======== Data for this task
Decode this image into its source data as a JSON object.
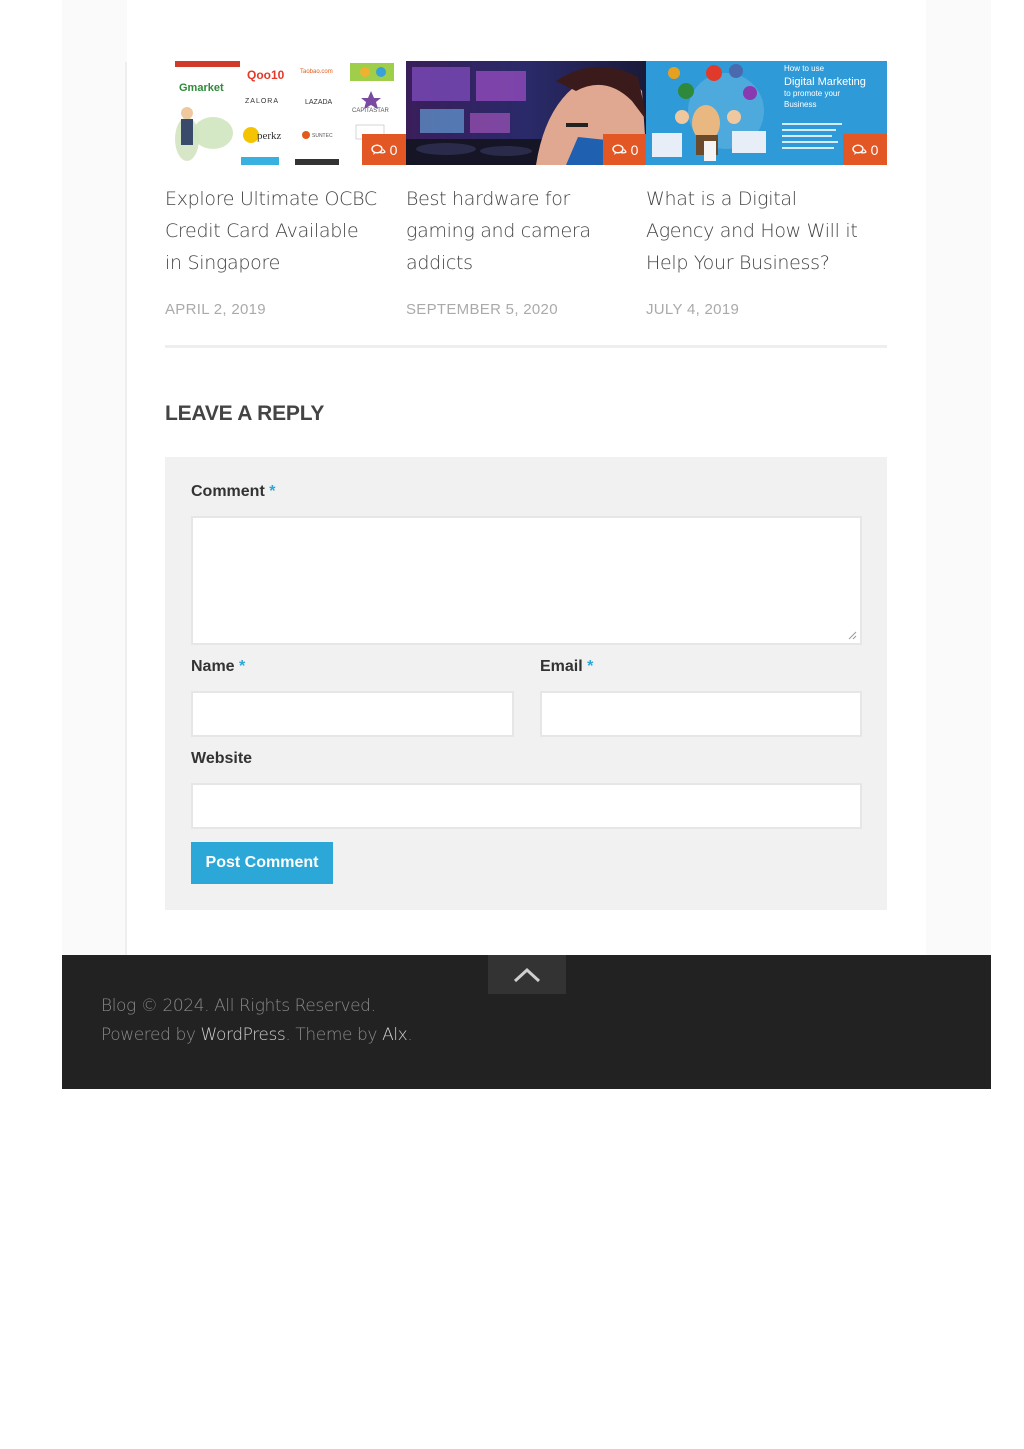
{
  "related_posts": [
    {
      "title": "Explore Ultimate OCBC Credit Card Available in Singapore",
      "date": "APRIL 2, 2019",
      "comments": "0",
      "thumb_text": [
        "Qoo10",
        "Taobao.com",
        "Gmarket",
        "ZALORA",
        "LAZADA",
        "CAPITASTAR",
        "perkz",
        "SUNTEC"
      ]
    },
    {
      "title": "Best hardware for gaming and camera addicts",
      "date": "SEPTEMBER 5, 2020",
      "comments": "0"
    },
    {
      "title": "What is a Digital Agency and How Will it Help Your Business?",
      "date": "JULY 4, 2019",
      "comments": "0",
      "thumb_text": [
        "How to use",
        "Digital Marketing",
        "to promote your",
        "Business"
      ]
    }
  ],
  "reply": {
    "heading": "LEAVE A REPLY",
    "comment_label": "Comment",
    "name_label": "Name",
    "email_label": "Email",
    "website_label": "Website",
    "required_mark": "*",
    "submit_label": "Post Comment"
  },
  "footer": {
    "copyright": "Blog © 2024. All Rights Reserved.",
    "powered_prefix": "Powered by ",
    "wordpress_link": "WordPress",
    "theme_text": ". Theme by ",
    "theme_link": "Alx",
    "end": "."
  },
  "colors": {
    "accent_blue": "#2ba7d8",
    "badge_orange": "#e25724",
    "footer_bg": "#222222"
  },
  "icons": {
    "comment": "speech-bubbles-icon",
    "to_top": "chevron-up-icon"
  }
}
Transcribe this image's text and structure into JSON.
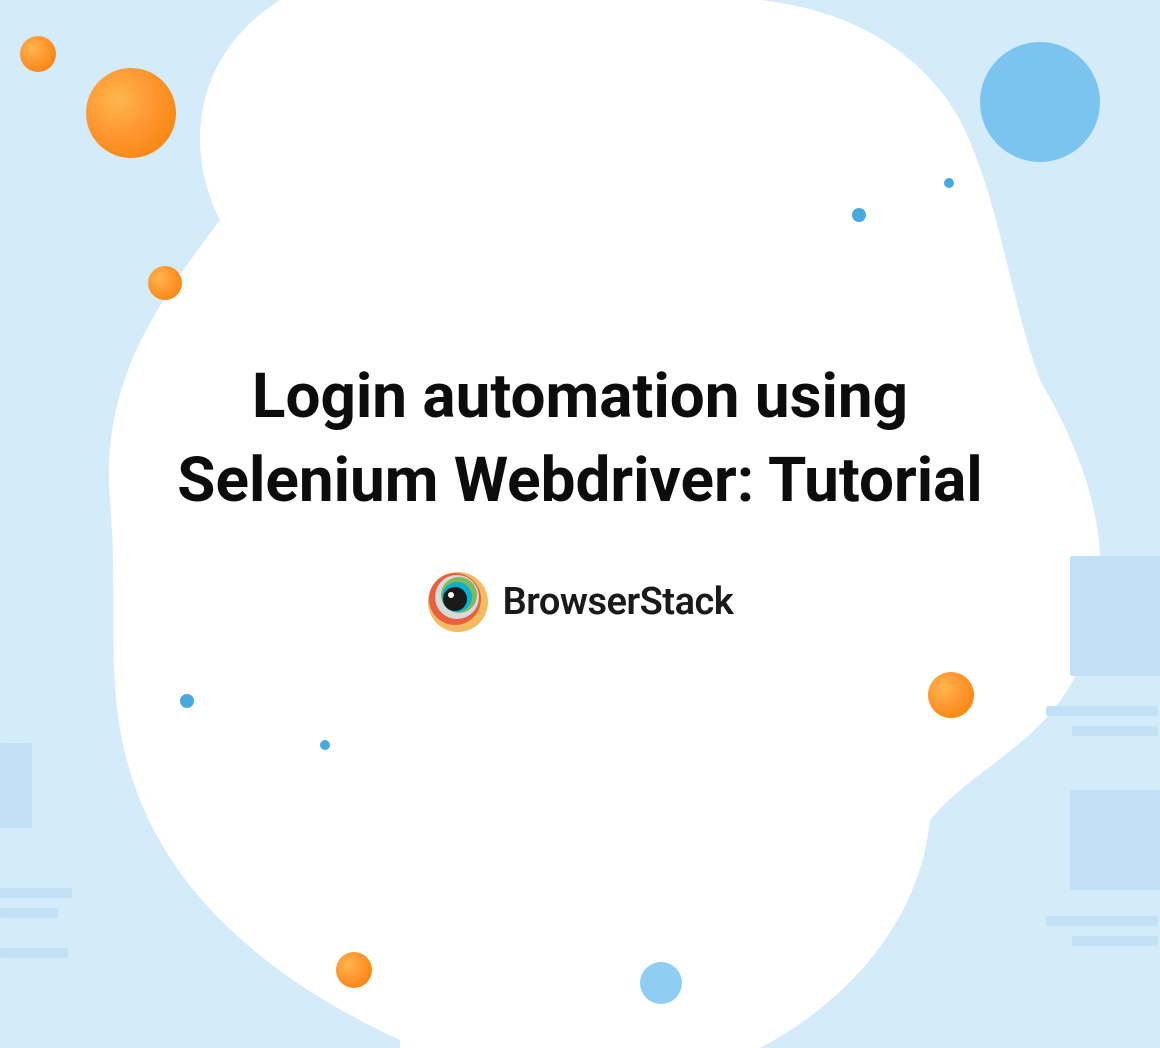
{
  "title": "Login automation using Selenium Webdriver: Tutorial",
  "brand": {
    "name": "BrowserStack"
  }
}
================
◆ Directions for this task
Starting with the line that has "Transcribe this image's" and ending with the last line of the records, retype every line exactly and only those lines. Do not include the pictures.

◆ Answer to this task
Transcribe this image's text and structure into JSON.
{
  "title": "Login automation using Selenium Webdriver: Tutorial",
  "brand": {
    "name": "BrowserStack"
  }
}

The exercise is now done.